ONE OF THE most enjoyable aspects of being a sports fan is the cyclical nature of it. No matter how bad things get, you know eventually they’ll improve.
Sometimes all it takes is one signing, one try or one goal to change the whole course of a season, and that’s what keeps you hooked. A good cup run or a charge up the league table is one thing but to transform a whole generation, to fundamentally change a club, a country or a sport, takes something special.
In the late 1980s Manchester United fans had no real reason to believe success was just around the corner, in spite of the Busby era. They had appointed a series of unconvincing managers, rivals Liverpool were the best run club in Europe and they’d gone so long without a league or European Cup that their history was becoming irrelevant.
Then, a number of things happened in a short space of time. Alex Ferguson was appointed manager, the Class of ’92 emerged and the Premier League TV money meant that success was rewarded like never before. The result was the most sustained period of success any English club had ever seen.
There was a similarly bleak outlook facing Irish rugby in the mid 1990s. Historically we were the least successful country in the championship and in that decade we remained true to that tradition.
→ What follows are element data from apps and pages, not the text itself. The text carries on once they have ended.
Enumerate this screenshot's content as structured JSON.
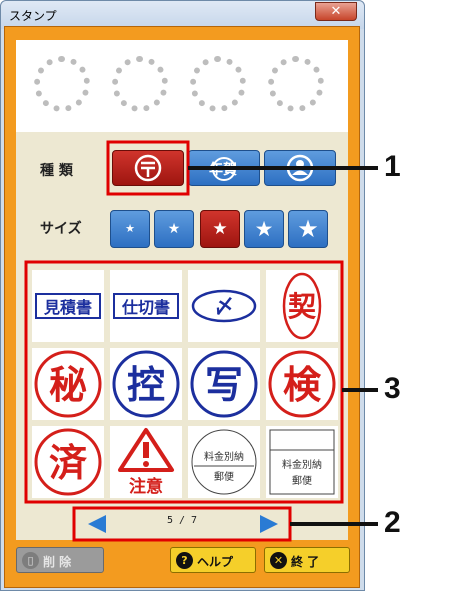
{
  "window": {
    "title": "スタンプ",
    "close_glyph": "✕"
  },
  "stamp_slots": [
    "",
    "",
    "",
    ""
  ],
  "labels": {
    "type": "種 類",
    "size": "サイズ"
  },
  "type_buttons": [
    {
      "name": "postal-mark",
      "selected": true
    },
    {
      "name": "nenga",
      "selected": false,
      "text": "年賀"
    },
    {
      "name": "person",
      "selected": false
    }
  ],
  "size_buttons": [
    {
      "star": "★",
      "selected": false
    },
    {
      "star": "★",
      "selected": false
    },
    {
      "star": "★",
      "selected": true
    },
    {
      "star": "★",
      "selected": false
    },
    {
      "star": "★",
      "selected": false
    }
  ],
  "stamps": [
    {
      "text": "見積書",
      "kind": "rect-blue"
    },
    {
      "text": "仕切書",
      "kind": "rect-blue"
    },
    {
      "text": "〆",
      "kind": "oval-blue"
    },
    {
      "text": "契",
      "kind": "oval-red"
    },
    {
      "text": "秘",
      "kind": "circle-red"
    },
    {
      "text": "控",
      "kind": "circle-blue"
    },
    {
      "text": "写",
      "kind": "circle-blue"
    },
    {
      "text": "検",
      "kind": "circle-red"
    },
    {
      "text": "済",
      "kind": "circle-red"
    },
    {
      "text": "注意",
      "kind": "warning"
    },
    {
      "text": "料金別納",
      "text2": "郵便",
      "kind": "circle-plain"
    },
    {
      "text": "料金別納",
      "text2": "郵便",
      "kind": "rect-plain"
    }
  ],
  "pager": {
    "text": "5 / 7"
  },
  "buttons": {
    "delete": "削 除",
    "help": "ヘルプ",
    "end": "終 了"
  },
  "callouts": {
    "c1": "1",
    "c2": "2",
    "c3": "3"
  },
  "colors": {
    "frame": "#f39b1f",
    "blue": "#2a7bd4",
    "red": "#c8201a",
    "yellow": "#f5cf2a"
  }
}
The game had gone professional, but along with the Scottish union, the IRFU were the ones most scared of change and fought the hardest to keep the game amateur. It was essentially a minority sport that, besides the Five Nations, was never shown on television.
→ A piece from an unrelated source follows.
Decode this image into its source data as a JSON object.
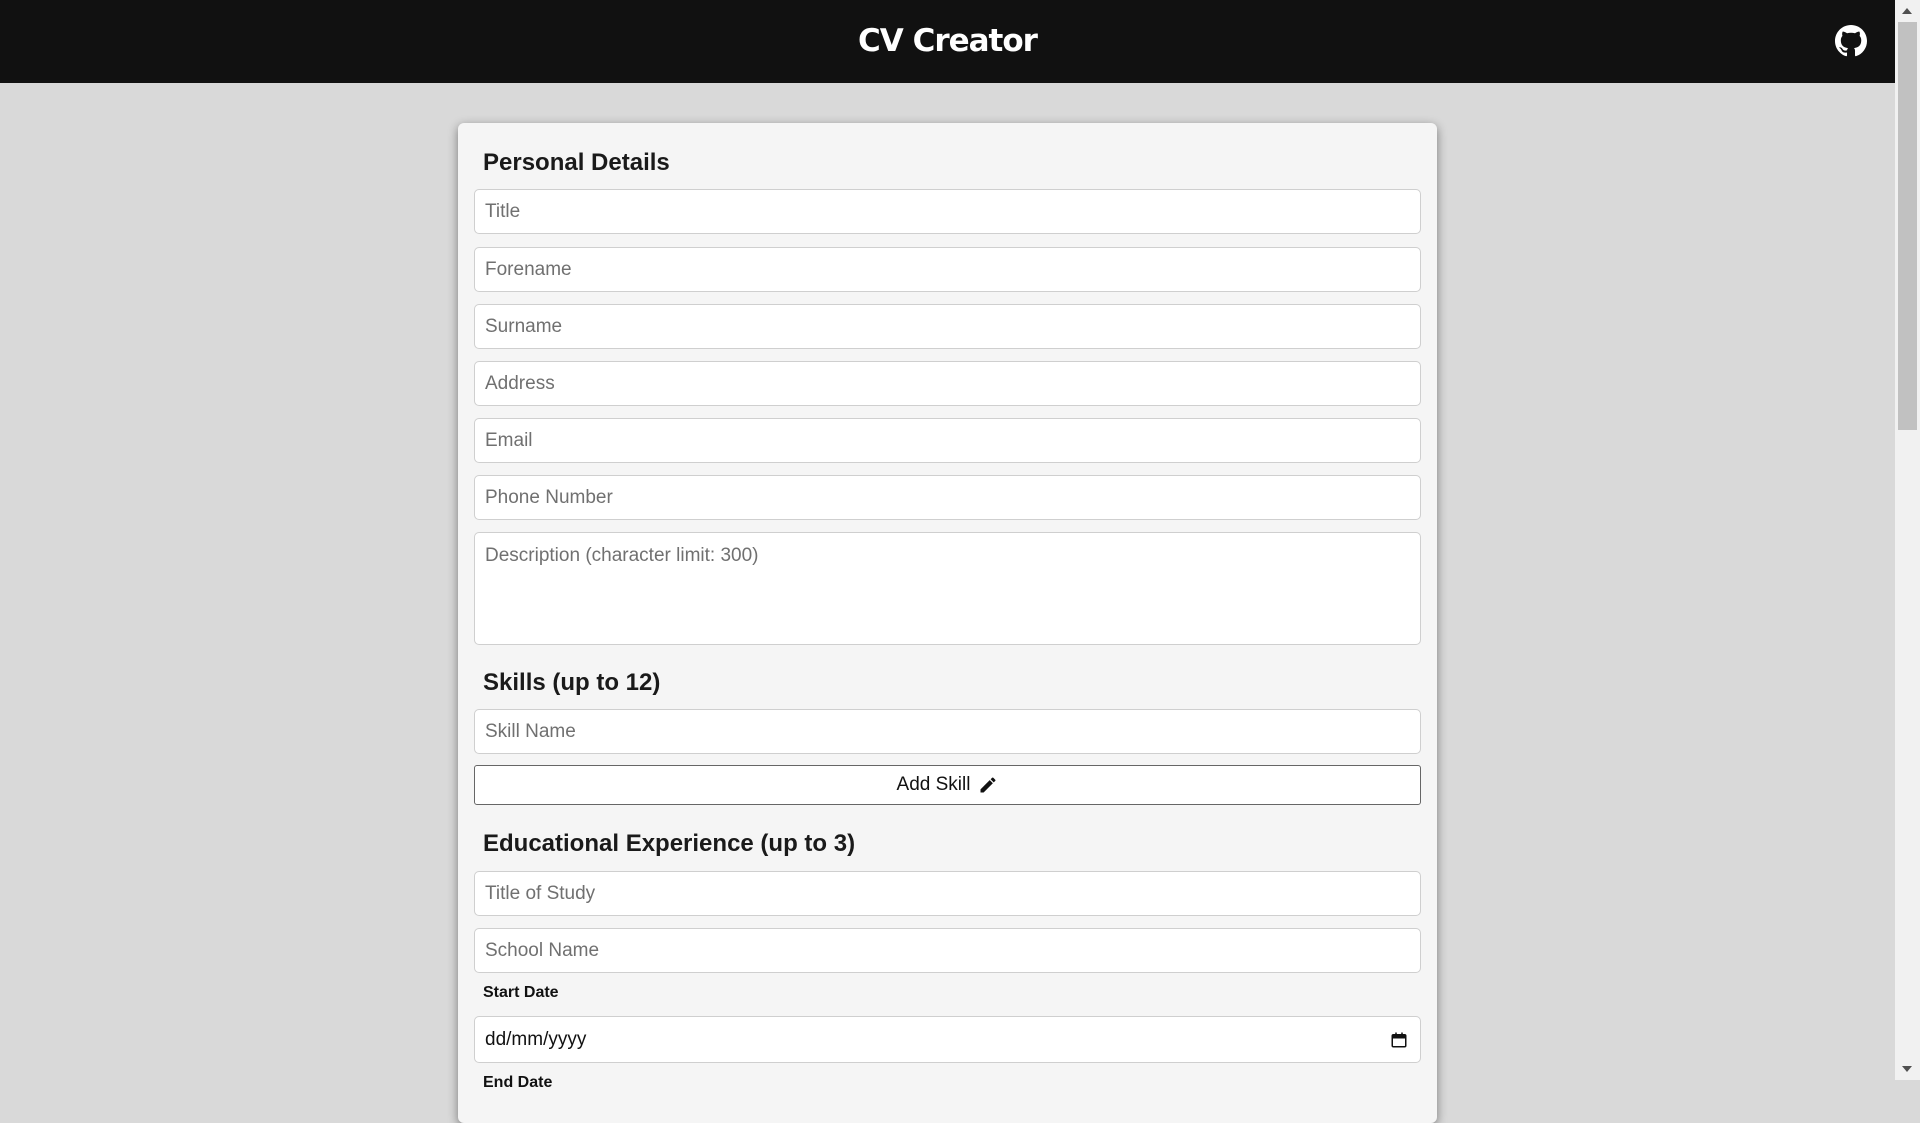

A few seemingly unconnected events at that time have since taken on greater significance. The Heineken Cup was born, the IRFU opted for central contracts and the Irish football team was about to go into temporary decline. The biggest factor by far though was the group of players that emerged.
Source: ©INPHO/Billy Stickland
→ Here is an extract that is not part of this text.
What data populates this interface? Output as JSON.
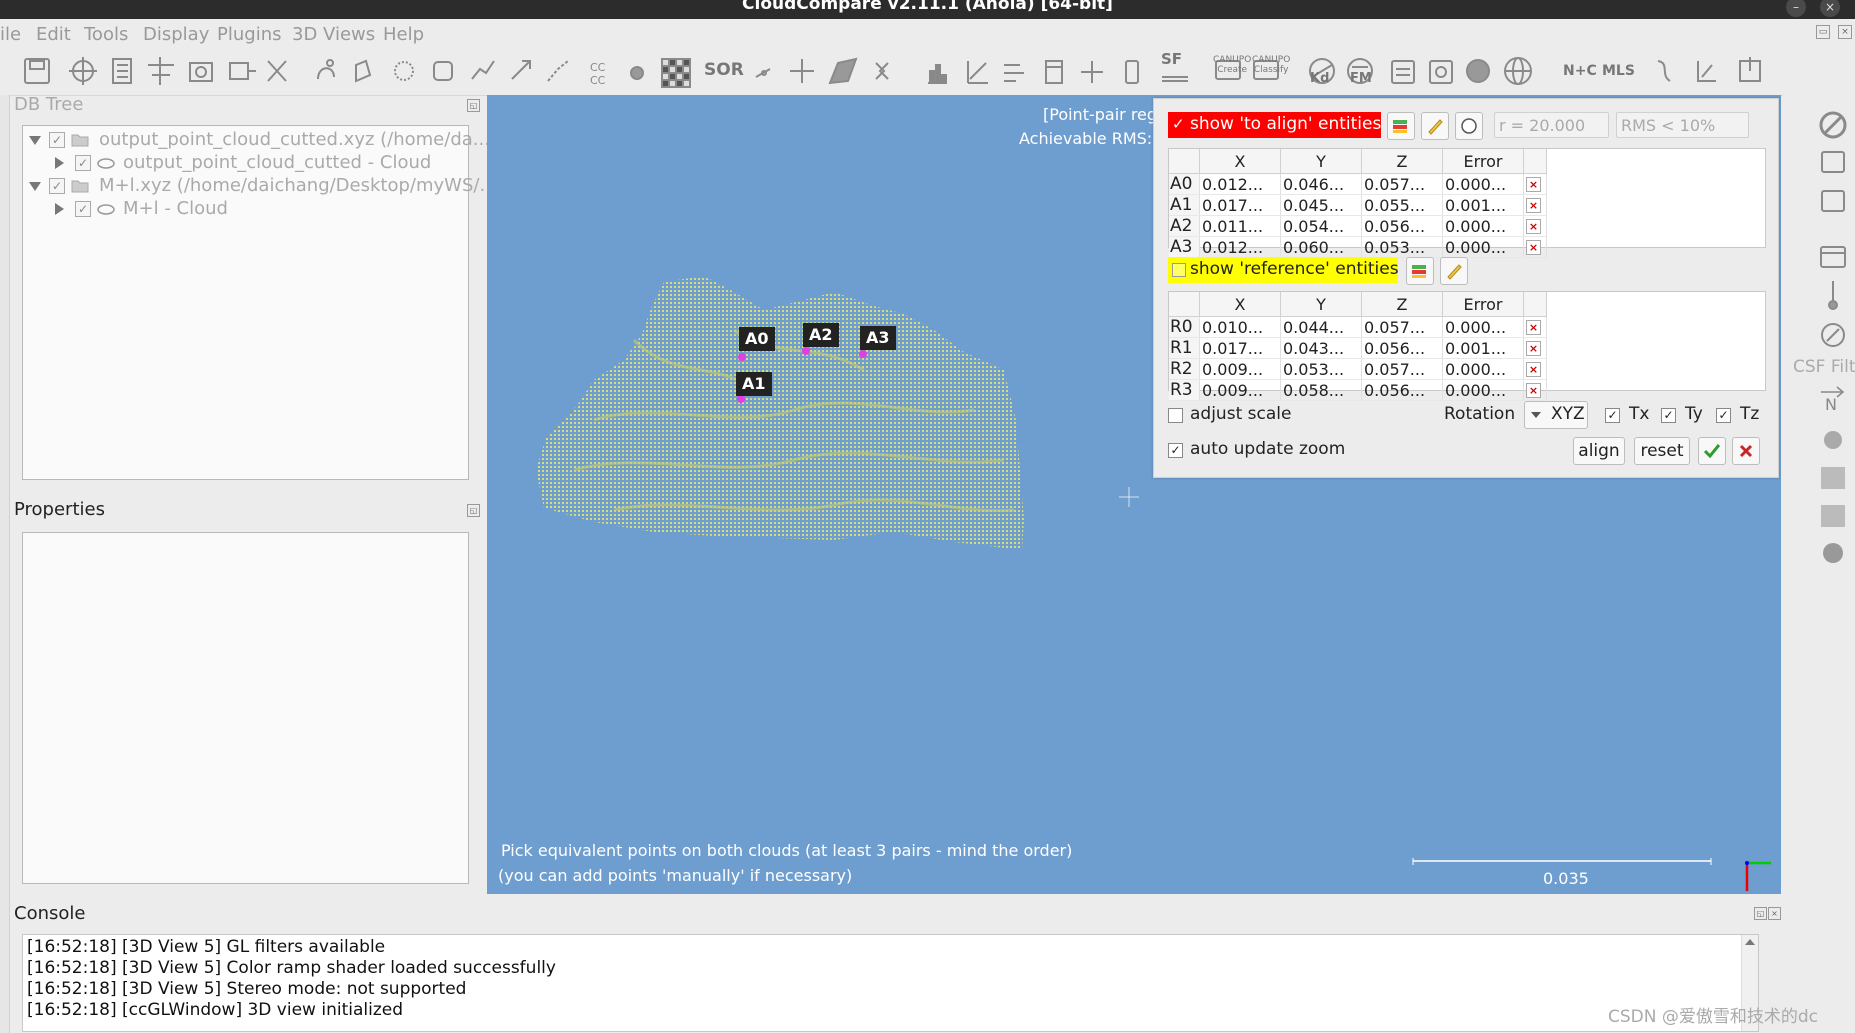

Not only were they hugely talented, they were also strong-willed to the point of being obsessive. Ronan O’Gara, Paul O’Connell, Anthony Foley, Donncha O’Callaghan, Peter Stringer, Brian O’Driscoll, Gordon Darcy, Leo Cullen, Denis Hickie, Shane Jennings, Shane Horgan, among others, all not only wanted to be great players, they also wanted to change the culture of provincial and Irish rugby.
It would be a rare thing to have one such man in a sport, but to have ten or fifteen is beyond explanation. We are now almost twenty years into it, and it feels normal, but Irish rugby is in the middle of an extended golden age (competing for Six Nations championships, winning Heineken Cups, and a constant flow of new talent coming from the underage sides) and unlike football it’s been done without the help of a global surge in the game, a huge TV deal or an oligarch pumping in cash.
When you look at rugby worldwide, no other country, besides maybe Argentina, have taken such huge strides. It isn’t just the results on the field either, its the way we are viewed by other nations. Besides the very occasional thumping from New Zealand, every team knows Ireland will be tough to beat.
We attract the top coaches from abroad, the best Southern Hemisphere players want to move here, and we usually play a nice style of rugby. After a dip for a season or two, the mood for this championship is upbeat.
We expected to win in Twickenham, the fans will demand a handsome points margin against Italy and we’ve appointed ourselves favourites to beat France in Paris.
The country has got used to the idea of competing with the world’s best teams, home and away. As we focus in on a possible second championship in five years, and grumble quietly about a missed opportunity to bag a Grand Slam, it’s worth reflecting that we are, in relative terms, enjoying our Alex Ferguson era.
Hopefully this one won’t end when the manager leaves.